Challenging my Perceptions of Sustainability in Ghana
by Lucy Gent Foma, CRP'13 (4/18/12)
Traveling to Ghana during the spring break to conduct research for the Sustainable Global Enterprise Immersion project challenged my long-held assumptions on sustainability.
Leaving the bottled air of our Boeing 747 to step onto the tarmac in 1pm equatorial heat enervates us with the weight of our expedition. New digital fingerprint scanners record each entrant with the Border Police. Passengers from the Boeing that left Atlanta half an hour before us have already claimed their luggage. Accra’s Kotoka International Airport gets more efficient each year in handling its patrons. As Gigi Goodhart of the Millennium Challenge Corporation would tell us later that week, Kotoka boasts a new Perishable Cargo Structure where increasing amounts of food exports are checked and certified for quality standards. Food crops in Ghana have seen rapid growth. Ghana’s agricultural output has increased 5% annually since 1983, totaling an increase of over 400% and ranking in the top 5 worldwide. Production per person is up 80% and poverty is down 28.5%. Ghana is West Africa’s success story.
Jessica Saturley, MBA ‘13 and I spent spring break in Accra, Ghana conducting research for our SGE immersion team project on economic empowerment for women in rural areas of Ghana. Since January, our team of four (including Bret Collazzi and Sarah Sachse, both MBA ‘13) has been collecting case studies and conducting interviews about horticulture, economic development, and sustainable practices. We thought we were well situated in our understanding of the challenges and opportunities that face women in rural Africa. In fact, our trip to Ghana seemed complementary because of the abundance of information readily available to us via the internet, and from Cornell resources - libraries and faculty. However, about half way through our trip, we started to appreciate the perspective gained by being on the ground.
I have traveled extensively in Africa; this was my ninth visit and by far the shortest.
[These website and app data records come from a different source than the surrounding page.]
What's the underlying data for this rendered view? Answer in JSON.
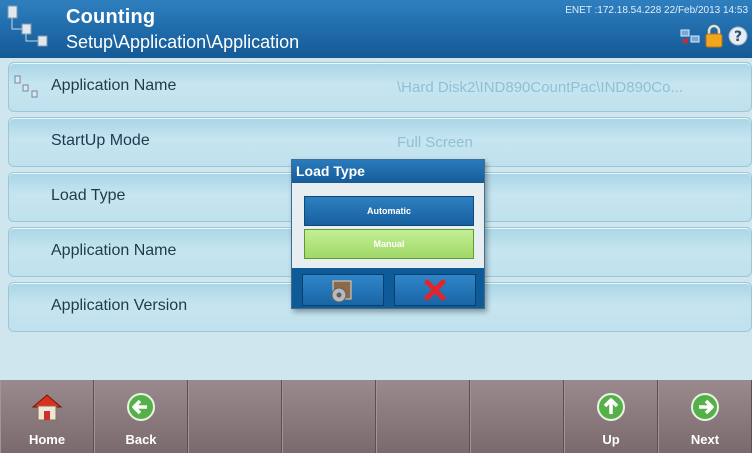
{
  "header": {
    "title": "Counting",
    "path": "Setup\\Application\\Application",
    "status": "ENET :172.18.54.228  22/Feb/2013 14:53"
  },
  "rows": [
    {
      "label": "Application Name",
      "value": "\\Hard Disk2\\IND890CountPac\\IND890Co..."
    },
    {
      "label": "StartUp Mode",
      "value": "Full Screen"
    },
    {
      "label": "Load Type",
      "value": ""
    },
    {
      "label": "Application Name",
      "value": ""
    },
    {
      "label": "Application Version",
      "value": ""
    }
  ],
  "dialog": {
    "title": "Load Type",
    "options": [
      {
        "label": "Automatic",
        "selected": false
      },
      {
        "label": "Manual",
        "selected": true
      }
    ]
  },
  "softkeys": [
    {
      "label": "Home",
      "icon": "home-icon"
    },
    {
      "label": "Back",
      "icon": "arrow-left-icon"
    },
    {
      "label": "",
      "icon": ""
    },
    {
      "label": "",
      "icon": ""
    },
    {
      "label": "",
      "icon": ""
    },
    {
      "label": "",
      "icon": ""
    },
    {
      "label": "Up",
      "icon": "arrow-up-icon"
    },
    {
      "label": "Next",
      "icon": "arrow-right-icon"
    }
  ],
  "colors": {
    "header": "#1f6aa9",
    "row": "#bfe1ed",
    "manual": "#a8df74",
    "automatic": "#1f6aa9",
    "softkey": "#7f6f72"
  }
}
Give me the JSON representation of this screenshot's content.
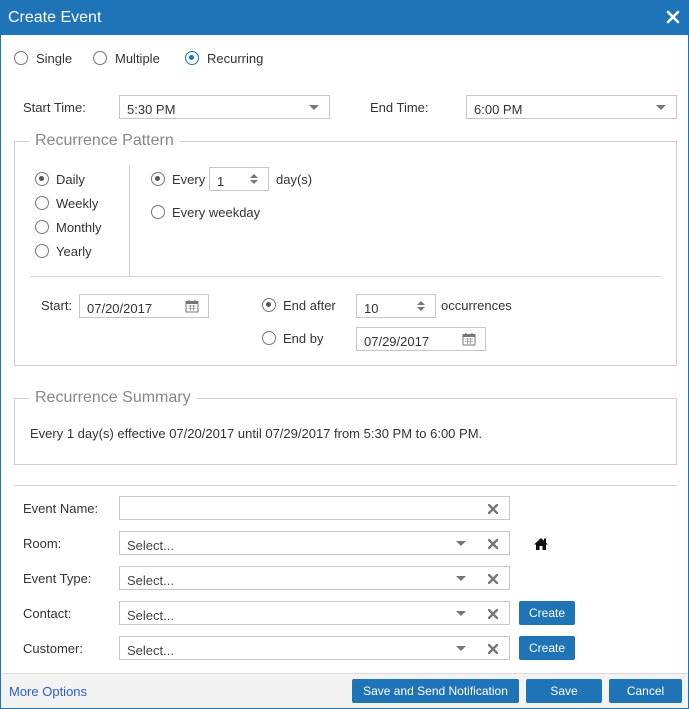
{
  "dialog": {
    "title": "Create Event"
  },
  "mode": {
    "options": [
      "Single",
      "Multiple",
      "Recurring"
    ],
    "selected": "Recurring"
  },
  "time": {
    "start_label": "Start Time:",
    "start_value": "5:30 PM",
    "end_label": "End Time:",
    "end_value": "6:00 PM"
  },
  "pattern": {
    "legend": "Recurrence Pattern",
    "frequencies": [
      "Daily",
      "Weekly",
      "Monthly",
      "Yearly"
    ],
    "selected_frequency": "Daily",
    "every_label": "Every",
    "every_value": "1",
    "every_unit": "day(s)",
    "every_weekday_label": "Every weekday",
    "start_label": "Start:",
    "start_date": "07/20/2017",
    "end_after_label": "End after",
    "end_after_value": "10",
    "occurrences_label": "occurrences",
    "end_by_label": "End by",
    "end_by_date": "07/29/2017"
  },
  "summary": {
    "legend": "Recurrence Summary",
    "text": "Every 1 day(s) effective 07/20/2017 until 07/29/2017 from 5:30 PM to 6:00 PM."
  },
  "form": {
    "event_name_label": "Event Name:",
    "event_name_value": "",
    "room_label": "Room:",
    "room_placeholder": "Select...",
    "event_type_label": "Event Type:",
    "event_type_placeholder": "Select...",
    "contact_label": "Contact:",
    "contact_placeholder": "Select...",
    "customer_label": "Customer:",
    "customer_placeholder": "Select...",
    "create_label": "Create"
  },
  "footer": {
    "more_options": "More Options",
    "save_notify": "Save and Send Notification",
    "save": "Save",
    "cancel": "Cancel"
  },
  "colors": {
    "accent": "#1f73b7",
    "link": "#2d5bd1"
  }
}
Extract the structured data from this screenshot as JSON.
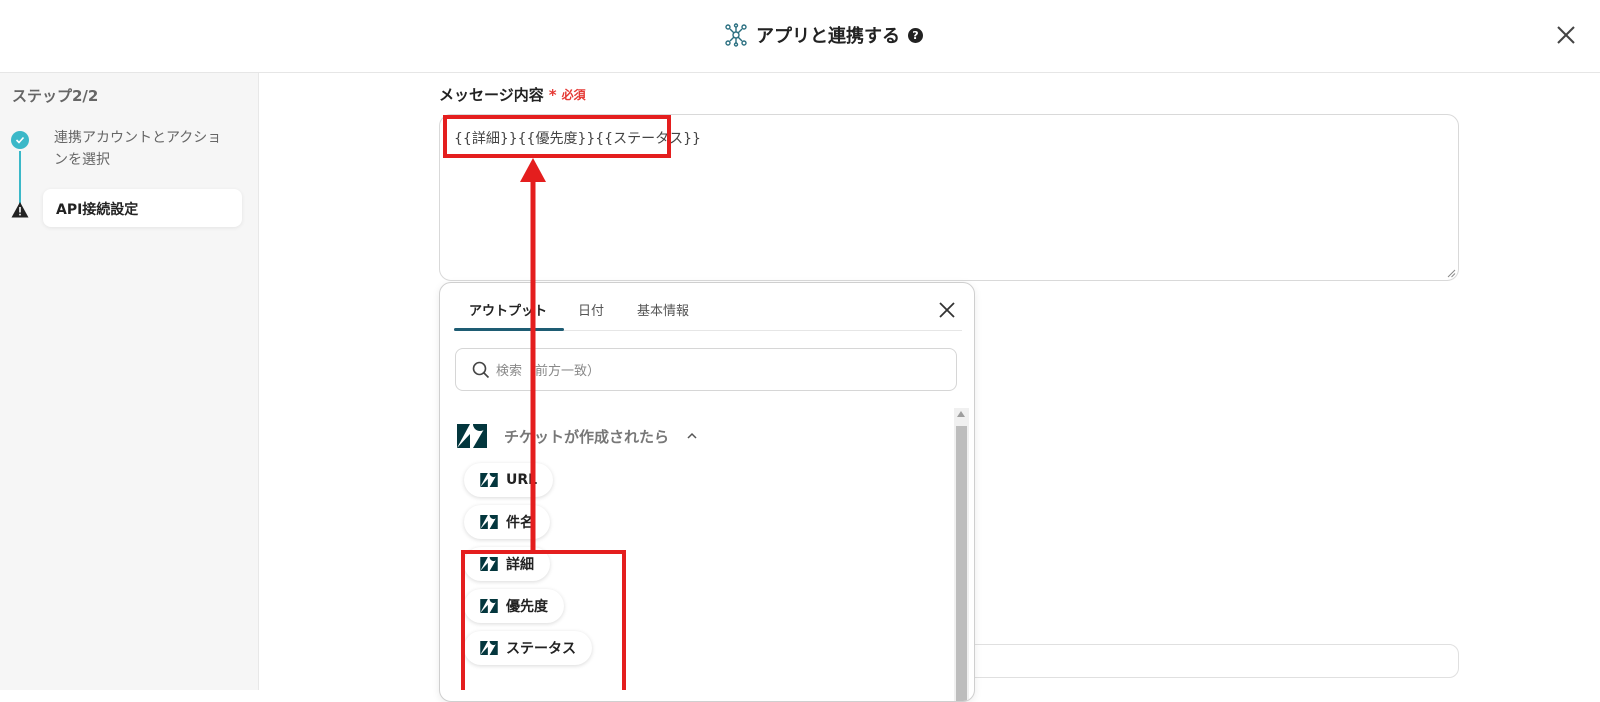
{
  "header": {
    "title": "アプリと連携する",
    "help_icon": "?",
    "icons": {
      "app": "network-icon",
      "close": "close-icon",
      "help": "question-circle-icon"
    }
  },
  "sidebar": {
    "step_label": "ステップ2/2",
    "steps": [
      {
        "label": "連携アカウントとアクションを選択",
        "status": "complete",
        "icon": "check-circle-icon"
      },
      {
        "label": "API接続設定",
        "status": "warning",
        "icon": "warning-icon",
        "active": true
      }
    ]
  },
  "form": {
    "message_label": "メッセージ内容",
    "required_mark": "*",
    "required_text": "必須",
    "message_value": "{{詳細}}{{優先度}}{{ステータス}}"
  },
  "panel": {
    "tabs": [
      {
        "label": "アウトプット",
        "active": true
      },
      {
        "label": "日付",
        "active": false
      },
      {
        "label": "基本情報",
        "active": false
      }
    ],
    "search_placeholder": "検索（前方一致）",
    "group_title": "チケットが作成されたら",
    "items": [
      "URL",
      "件名",
      "詳細",
      "優先度",
      "ステータス"
    ]
  },
  "colors": {
    "accent": "#3bb8c8",
    "tab_underline": "#1e5c73",
    "required": "#e53935",
    "annotation": "#e41e1e",
    "zendesk_logo": "#03363d"
  }
}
Last year I spent ten months in Senegal conducting a Fulbright Research Fellowship on Dance and a Rotary Ambassadorial Scholarship on Environmental Studies. Prior to that, I’d spent time in Cameroon as a Kiva.org microfinance fellow and as a project manager educating school children about climate change. Although it would have been easy to assume that I understood life in an African metropolitan setting, I feared just that. I didn’t want to extrapolate my experience and generalities about West Africa to a country I didn’t know. There is perhaps more danger in assuming I know than in understanding my ignorance. Jessica has traveled more extensively than me, but mostly in Europe, South America and Australia. We made a good team because I could arrange travel logistics with my vague familiarity with Africa, while Jessica could contrast African norms with those she’d experienced elsewhere.
Meeting that Monday morning with the Director of Economic Development at World Vision (a Christian relief, development and advocacy organization), we were grateful for the chance to soak up the wisdom of a seasoned professional working in a field closely related to our project. At the end of the meeting, Jessica asked for help in locating our next meeting on the map we purchased earlier that morning. After fifteen minutes, the three of us gave up on the task. As we drove away in the taxi, Jessica noted that conducting business is near impossible in a place where nobody references a map and getting to an unknown location via taxi requires handing your cell phone over to the driver to speak with a person who knows where you’re going. As a graduate student in City and Regional Planning, I know that cartographic representations of space, oftentimes with reference only to streets and junctions, represent a cultural norm that we in the West take for granted. As a MBA student, Jessica saw how this can be an impediment to business.
Accra, a highly developed city in West Africa, continues to struggle with its development: open sewers and electricity shortages abound. In talking with NGO’s, trade hubs, private businesses with social missions, and microfinance offices during our week in Ghana, we gained insight on the minute features that can help or hinder economic growth. Even their success in agriculture has pros and cons. As part of a free trade zone, Ghana produces corn to export to Burkina Faso and Benin, while they produce tomatoes and onions, respectively, for distribution in Ghana. As students of sustainability, we know that corn is a foreign crop in West Africa that strips nutrients, leading to problems with soil fertility. According to trade officials, nobody cares about that right now; they need food today.
Our team’s collective work experience encompasses six years of journalism, seven years of finance, six years working in Africa and eight years in food and agriculture. Yet, working on what we call a sustainable global enterprise project has truly brought us back to square one. As a long-time critic of World Bank development schemes, I now find myself desperately riffling through journals for anything that works to empower the global poor to lift themselves out of poverty.
As with the rest of my classmates from Sustainable Global Enterprise Immersion, I am asked time and again to re-evaluate my fundamental beliefs. As a non-business school student, I’m charged with bringing a different perspective to the project, something I can only hope to fulfill in a class of such intelligent individuals. Given our experience in Ghana, I think we’re finding that there’s always more to learn. Sustainability (however you define it) presents the challenge of our lifetime. We may never know definitive answers, but the SGE immersion equips us with the right questions to continue on this iterative path.